§ Goal of the exercise:
Each line of the entries below that includes "workstations" belongs in your answer.

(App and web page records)
----------------

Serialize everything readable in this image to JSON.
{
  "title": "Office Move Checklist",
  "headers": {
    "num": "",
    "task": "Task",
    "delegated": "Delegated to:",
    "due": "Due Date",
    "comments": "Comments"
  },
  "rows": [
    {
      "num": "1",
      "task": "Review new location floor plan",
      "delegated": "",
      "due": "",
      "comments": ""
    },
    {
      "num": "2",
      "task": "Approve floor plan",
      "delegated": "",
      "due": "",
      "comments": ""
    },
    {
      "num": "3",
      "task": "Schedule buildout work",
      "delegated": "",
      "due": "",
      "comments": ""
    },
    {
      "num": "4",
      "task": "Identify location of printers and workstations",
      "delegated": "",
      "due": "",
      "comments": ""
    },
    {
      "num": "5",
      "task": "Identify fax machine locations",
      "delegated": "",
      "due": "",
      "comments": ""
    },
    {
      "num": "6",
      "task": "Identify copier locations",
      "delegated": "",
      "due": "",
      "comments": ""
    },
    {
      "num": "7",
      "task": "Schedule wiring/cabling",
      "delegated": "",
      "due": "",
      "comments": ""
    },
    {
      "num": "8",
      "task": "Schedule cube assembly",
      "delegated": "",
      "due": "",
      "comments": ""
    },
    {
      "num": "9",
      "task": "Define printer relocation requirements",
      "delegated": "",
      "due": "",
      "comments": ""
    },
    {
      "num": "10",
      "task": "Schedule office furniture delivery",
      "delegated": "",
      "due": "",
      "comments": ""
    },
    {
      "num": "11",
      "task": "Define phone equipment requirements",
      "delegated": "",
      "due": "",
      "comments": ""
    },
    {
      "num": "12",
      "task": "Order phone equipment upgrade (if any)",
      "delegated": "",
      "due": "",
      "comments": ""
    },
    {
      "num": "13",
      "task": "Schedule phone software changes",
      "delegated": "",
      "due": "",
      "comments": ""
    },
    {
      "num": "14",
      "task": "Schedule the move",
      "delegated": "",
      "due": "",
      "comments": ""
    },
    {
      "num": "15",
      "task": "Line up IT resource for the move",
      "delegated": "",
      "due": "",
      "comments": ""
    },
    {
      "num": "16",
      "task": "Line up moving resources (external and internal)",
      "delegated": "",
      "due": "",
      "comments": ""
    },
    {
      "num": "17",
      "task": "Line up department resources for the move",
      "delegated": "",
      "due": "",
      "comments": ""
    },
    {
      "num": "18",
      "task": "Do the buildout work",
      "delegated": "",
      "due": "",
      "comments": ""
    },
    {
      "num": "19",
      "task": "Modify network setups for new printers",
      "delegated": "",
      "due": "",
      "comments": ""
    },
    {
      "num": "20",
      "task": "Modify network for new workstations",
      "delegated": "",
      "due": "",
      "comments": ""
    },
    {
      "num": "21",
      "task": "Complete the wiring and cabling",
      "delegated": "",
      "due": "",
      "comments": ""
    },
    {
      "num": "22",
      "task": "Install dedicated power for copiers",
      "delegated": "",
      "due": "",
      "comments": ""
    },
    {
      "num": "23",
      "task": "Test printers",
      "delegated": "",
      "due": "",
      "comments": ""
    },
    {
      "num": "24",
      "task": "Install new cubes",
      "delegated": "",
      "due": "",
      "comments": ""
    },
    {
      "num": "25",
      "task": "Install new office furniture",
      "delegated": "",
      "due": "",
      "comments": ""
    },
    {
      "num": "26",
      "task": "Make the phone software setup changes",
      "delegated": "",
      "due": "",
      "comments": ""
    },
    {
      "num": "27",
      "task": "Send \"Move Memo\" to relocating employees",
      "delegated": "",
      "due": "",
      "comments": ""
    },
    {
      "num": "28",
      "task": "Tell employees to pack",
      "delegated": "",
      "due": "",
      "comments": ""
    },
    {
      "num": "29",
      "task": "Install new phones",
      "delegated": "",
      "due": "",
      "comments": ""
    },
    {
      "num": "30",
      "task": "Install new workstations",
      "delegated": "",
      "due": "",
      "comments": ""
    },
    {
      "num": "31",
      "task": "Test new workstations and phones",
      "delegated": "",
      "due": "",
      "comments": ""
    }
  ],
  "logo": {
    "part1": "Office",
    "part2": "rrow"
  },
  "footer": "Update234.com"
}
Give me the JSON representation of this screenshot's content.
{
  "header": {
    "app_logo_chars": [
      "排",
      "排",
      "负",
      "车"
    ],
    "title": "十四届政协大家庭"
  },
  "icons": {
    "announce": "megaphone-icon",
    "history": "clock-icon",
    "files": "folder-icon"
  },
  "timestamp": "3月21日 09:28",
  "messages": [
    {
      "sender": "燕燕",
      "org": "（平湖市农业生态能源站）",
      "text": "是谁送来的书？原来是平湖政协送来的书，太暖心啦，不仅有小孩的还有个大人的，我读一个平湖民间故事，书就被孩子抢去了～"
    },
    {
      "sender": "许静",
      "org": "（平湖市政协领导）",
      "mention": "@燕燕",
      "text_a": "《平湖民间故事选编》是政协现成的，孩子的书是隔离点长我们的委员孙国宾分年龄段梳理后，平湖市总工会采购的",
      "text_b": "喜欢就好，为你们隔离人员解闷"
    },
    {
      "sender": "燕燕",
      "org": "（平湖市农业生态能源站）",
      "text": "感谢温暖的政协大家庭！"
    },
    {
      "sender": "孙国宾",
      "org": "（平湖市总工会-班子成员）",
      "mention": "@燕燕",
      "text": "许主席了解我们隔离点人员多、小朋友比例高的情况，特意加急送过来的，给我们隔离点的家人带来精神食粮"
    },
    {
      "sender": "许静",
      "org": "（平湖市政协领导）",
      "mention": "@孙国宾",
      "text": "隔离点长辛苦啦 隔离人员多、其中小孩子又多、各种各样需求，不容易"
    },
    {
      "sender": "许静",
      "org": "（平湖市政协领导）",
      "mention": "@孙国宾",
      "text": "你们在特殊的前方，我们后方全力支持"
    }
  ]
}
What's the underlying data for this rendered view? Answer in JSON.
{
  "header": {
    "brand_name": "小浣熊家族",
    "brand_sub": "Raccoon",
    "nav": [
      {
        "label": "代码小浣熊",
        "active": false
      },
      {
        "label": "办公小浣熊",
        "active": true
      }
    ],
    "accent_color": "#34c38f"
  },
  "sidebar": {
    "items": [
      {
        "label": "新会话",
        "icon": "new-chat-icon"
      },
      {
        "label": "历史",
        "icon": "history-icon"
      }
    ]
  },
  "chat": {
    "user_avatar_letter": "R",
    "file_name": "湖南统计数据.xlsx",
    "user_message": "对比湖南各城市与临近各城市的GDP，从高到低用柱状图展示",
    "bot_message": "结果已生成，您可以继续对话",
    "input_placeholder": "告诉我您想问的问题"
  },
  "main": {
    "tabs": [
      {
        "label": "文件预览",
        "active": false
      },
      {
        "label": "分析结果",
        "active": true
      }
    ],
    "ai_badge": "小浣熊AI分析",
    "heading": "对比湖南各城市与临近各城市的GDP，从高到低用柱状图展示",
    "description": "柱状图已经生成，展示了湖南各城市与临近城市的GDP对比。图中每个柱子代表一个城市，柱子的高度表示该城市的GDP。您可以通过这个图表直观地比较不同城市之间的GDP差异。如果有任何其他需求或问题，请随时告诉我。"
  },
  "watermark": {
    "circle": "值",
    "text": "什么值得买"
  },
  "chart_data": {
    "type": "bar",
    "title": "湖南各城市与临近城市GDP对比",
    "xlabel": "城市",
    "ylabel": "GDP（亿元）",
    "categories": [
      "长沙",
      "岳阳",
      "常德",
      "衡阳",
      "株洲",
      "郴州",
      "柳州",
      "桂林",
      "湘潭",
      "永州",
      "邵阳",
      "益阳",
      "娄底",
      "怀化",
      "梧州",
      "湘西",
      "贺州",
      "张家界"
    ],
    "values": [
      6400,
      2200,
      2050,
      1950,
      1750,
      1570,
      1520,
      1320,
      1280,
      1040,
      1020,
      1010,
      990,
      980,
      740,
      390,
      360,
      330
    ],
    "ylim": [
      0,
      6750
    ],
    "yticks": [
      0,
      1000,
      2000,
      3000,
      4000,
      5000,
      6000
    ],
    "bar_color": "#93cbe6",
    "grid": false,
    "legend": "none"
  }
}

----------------

§ Result:
      "task": "Identify location of printers and workstations",
      "task": "Modify network for new workstations",
      "task": "Install new workstations",
      "task": "Test new workstations and phones",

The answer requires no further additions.